I'm all for copying local extants—when there are any. A law passed in 1738 required Swedish households to leave their linen rags to the paper mills for recycling, so washable underwear from the 18th century is almost as scarce as hen's teeth. The Chester petticoat is from the wrong continent but the similarities I pointed out above convinced me that it fits nicely with Swedish sewing traditions.

My main fabric is a handwoven tabby with linen weft and cotton warp, which has been reused in several steps. It started out as a pair of bedsheets and was probably used for several years before they were cut off and altered into window curtains. Later they ended up in a thrift shop where I bought them, and used about half of the fabric for my 'Secret Date' Shift. Afterwards I cut the remaining bits into rectangles for another project, which I soon abandoned, but finally I reused them for this project. So my petticoat is made up of three main pieces, plus a strip around the hem to lengthen it (I had to skip the growth tuck). As the fabric has some weak spots from wear, I used some NOS vintage linen for the waistband.

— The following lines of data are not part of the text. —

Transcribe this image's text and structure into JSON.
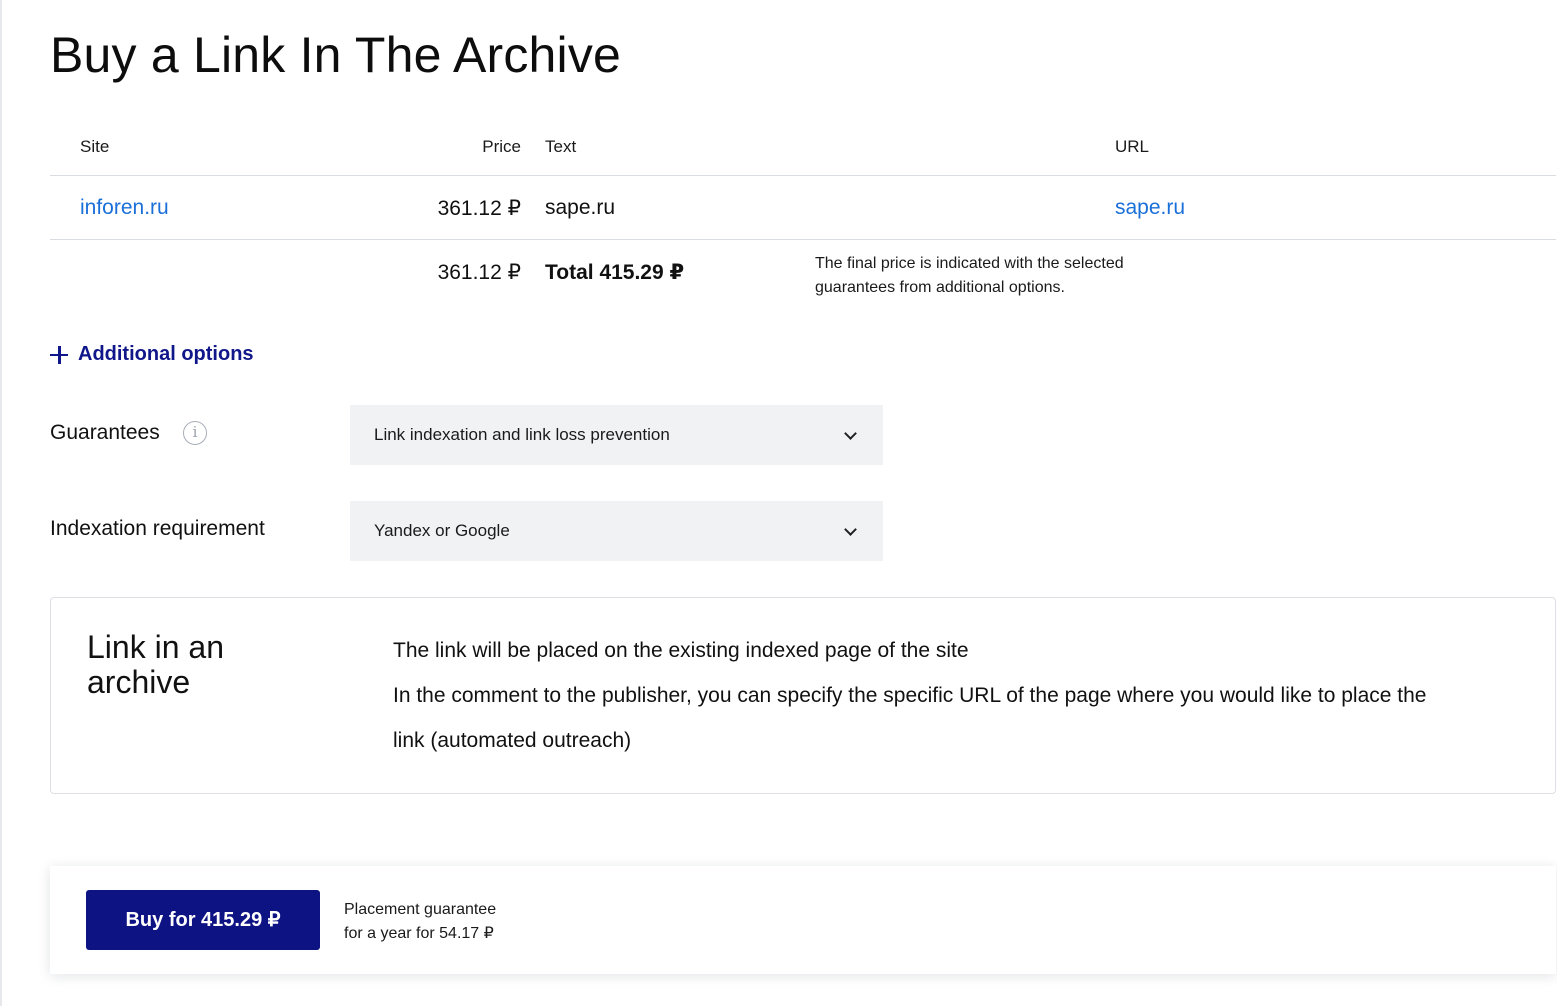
{
  "page": {
    "title": "Buy a Link In The Archive"
  },
  "table": {
    "columns": {
      "site": "Site",
      "price": "Price",
      "text": "Text",
      "url": "URL"
    },
    "rows": [
      {
        "site": "inforen.ru",
        "price": "361.12 ₽",
        "text": "sape.ru",
        "url": "sape.ru"
      }
    ],
    "totals": {
      "price": "361.12 ₽",
      "total": "Total 415.29 ₽",
      "note_line1": "The final price is indicated with the selected",
      "note_line2": "guarantees from additional options."
    }
  },
  "options": {
    "toggle_label": "Additional options",
    "guarantees": {
      "label": "Guarantees",
      "info_icon": "i",
      "value": "Link indexation and link loss prevention"
    },
    "indexation": {
      "label": "Indexation requirement",
      "value": "Yandex or Google"
    }
  },
  "description": {
    "title": "Link in an archive",
    "lines": [
      "The link will be placed on the existing indexed page of the site",
      "In the comment to the publisher, you can specify the specific URL of the page where you would like to place the",
      "link (automated outreach)"
    ]
  },
  "purchase": {
    "button_label": "Buy for 415.29 ₽",
    "guarantee_line1": "Placement guarantee",
    "guarantee_line2": "for a year for 54.17 ₽"
  },
  "colors": {
    "accent": "#0e1383",
    "link": "#1a6fd9",
    "select_bg": "#f1f2f4"
  }
}
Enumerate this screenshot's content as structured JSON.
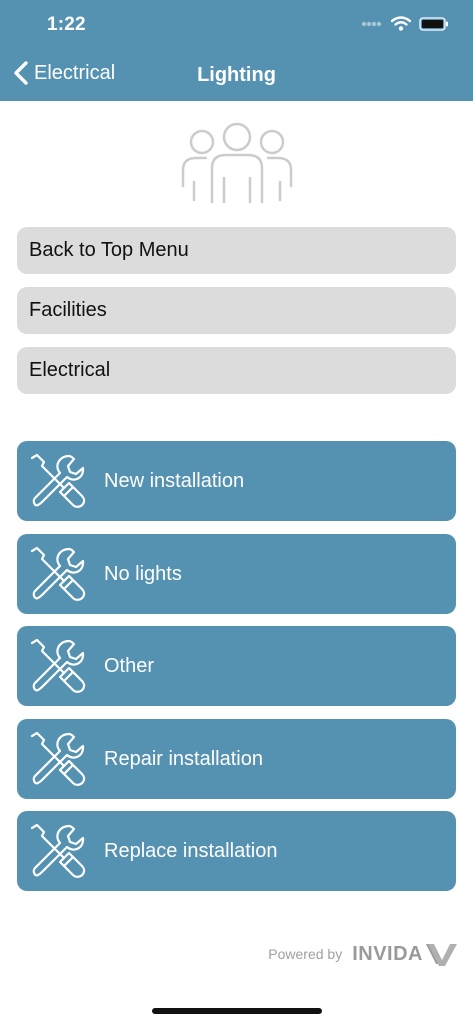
{
  "status_bar": {
    "time": "1:22",
    "icons": [
      "signal-dots-icon",
      "wifi-icon",
      "battery-icon"
    ]
  },
  "nav": {
    "back_label": "Electrical",
    "title": "Lighting"
  },
  "breadcrumbs": [
    {
      "label": "Back to Top Menu"
    },
    {
      "label": "Facilities"
    },
    {
      "label": "Electrical"
    }
  ],
  "actions": [
    {
      "label": "New installation",
      "icon": "tools-icon"
    },
    {
      "label": "No lights",
      "icon": "tools-icon"
    },
    {
      "label": "Other",
      "icon": "tools-icon"
    },
    {
      "label": "Repair installation",
      "icon": "tools-icon"
    },
    {
      "label": "Replace installation",
      "icon": "tools-icon"
    }
  ],
  "footer": {
    "powered_by": "Powered by",
    "brand": "INVIDA"
  },
  "colors": {
    "primary": "#5592b2",
    "crumb_bg": "#dcdcdc",
    "text_light": "#ffffff",
    "text_dark": "#111111"
  }
}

The hook and eye are new (Prym #9).

Hook and eye closure. I didn't spot the extended tab of the extant's waistband until
after I'd completed mine, so the edges of the slit overlap a bit.

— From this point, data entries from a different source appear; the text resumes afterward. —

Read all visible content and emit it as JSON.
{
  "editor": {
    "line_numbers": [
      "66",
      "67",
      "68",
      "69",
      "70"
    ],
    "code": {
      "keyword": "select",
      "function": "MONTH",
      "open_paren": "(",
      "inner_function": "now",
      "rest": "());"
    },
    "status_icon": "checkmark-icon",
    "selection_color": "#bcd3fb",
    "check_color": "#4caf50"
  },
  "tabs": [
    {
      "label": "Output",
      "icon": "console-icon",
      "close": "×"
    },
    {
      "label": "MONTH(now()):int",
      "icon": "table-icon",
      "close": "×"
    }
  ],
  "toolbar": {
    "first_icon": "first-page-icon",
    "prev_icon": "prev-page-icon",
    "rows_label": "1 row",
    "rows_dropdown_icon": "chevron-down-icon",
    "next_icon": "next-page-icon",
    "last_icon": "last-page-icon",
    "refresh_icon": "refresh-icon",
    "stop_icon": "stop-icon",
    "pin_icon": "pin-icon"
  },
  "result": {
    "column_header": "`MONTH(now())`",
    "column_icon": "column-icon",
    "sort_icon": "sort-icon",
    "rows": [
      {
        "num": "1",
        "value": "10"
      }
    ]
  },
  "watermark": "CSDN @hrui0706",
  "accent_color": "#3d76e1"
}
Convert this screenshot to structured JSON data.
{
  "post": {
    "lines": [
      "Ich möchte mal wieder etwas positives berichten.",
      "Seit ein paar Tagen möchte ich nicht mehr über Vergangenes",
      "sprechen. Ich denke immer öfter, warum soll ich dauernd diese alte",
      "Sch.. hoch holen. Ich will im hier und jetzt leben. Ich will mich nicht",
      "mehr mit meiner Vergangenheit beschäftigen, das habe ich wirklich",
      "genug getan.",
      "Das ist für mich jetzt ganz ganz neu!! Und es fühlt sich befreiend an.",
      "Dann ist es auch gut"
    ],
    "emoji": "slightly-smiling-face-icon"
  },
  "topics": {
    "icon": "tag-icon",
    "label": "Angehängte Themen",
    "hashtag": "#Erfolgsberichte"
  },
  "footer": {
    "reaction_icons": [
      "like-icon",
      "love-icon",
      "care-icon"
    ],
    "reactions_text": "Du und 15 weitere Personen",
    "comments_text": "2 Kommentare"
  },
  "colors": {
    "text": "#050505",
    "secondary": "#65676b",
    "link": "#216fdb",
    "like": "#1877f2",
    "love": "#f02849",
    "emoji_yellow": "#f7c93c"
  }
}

The hem is trimmed with two different Ikea cotton prints—a wide strip of Hässleklocka on the outside and a narrow strip of striped Pärlhyacint on the inside. Frankly I'm not thrilled with the combination, but in use you'll see at most one pattern at a time, so I guess it doesn't matter.

Hem trim. The join in the main fabric is clearly visible from the inside.

Sewing around the circumference of the hem at least 5 times seemed daunting, so I used a sewing machine to lengthen the petticoat and sew the lower edge of both trims (right sides together). The rest is all hand sewn, including two running stitch seams for attaching the top edge of the trims. While the machine sewing shows if you look closely (especially on the inside), it isn't apparent when the petticoat is worn.

I was pleasantly surprised at how much body the hem has,
thanks to the trim.

I expect this to be a very useful garment in my future wardrobe. A white underpetticoat will help to block out the color of a darker or patterned underpetticoat worn underneath, which makes it very useful for layering under a light-colored (or Ikea print) petticoat.

The facts

The Challenge: HSM 2018 #8 Extant originals.

My submission: A trimmed underpetticoat.

Material: Thrifted white cotton/linen and a scrap of vintage linen. About half a pillowcase each of two Ikea cotton prints—one new and one thrifted.

Pattern: From the book "Fitting & Proper" by Sharon Burnston, page 26.

Year: 1780-1800.

Notions: 50/2 and 35/2 linen thread, polyester sewing thread for machine seams, hook and eye (all from stash).

How historically accurate is it? The fabrics are a plausible match for what was available in period. Hook and eye are modern and too shiny. I used some machine sewing to cut corners, but most seams are hand sewn using period techniques. 65 % on the Peacock scale.

Hours to complete: Can't say—several short sittings over a three month period, completed a month ago.

First worn: Not yet, I've just tried it on.

Total cost: About SEK50 ($5).

No comments:

Post a Comment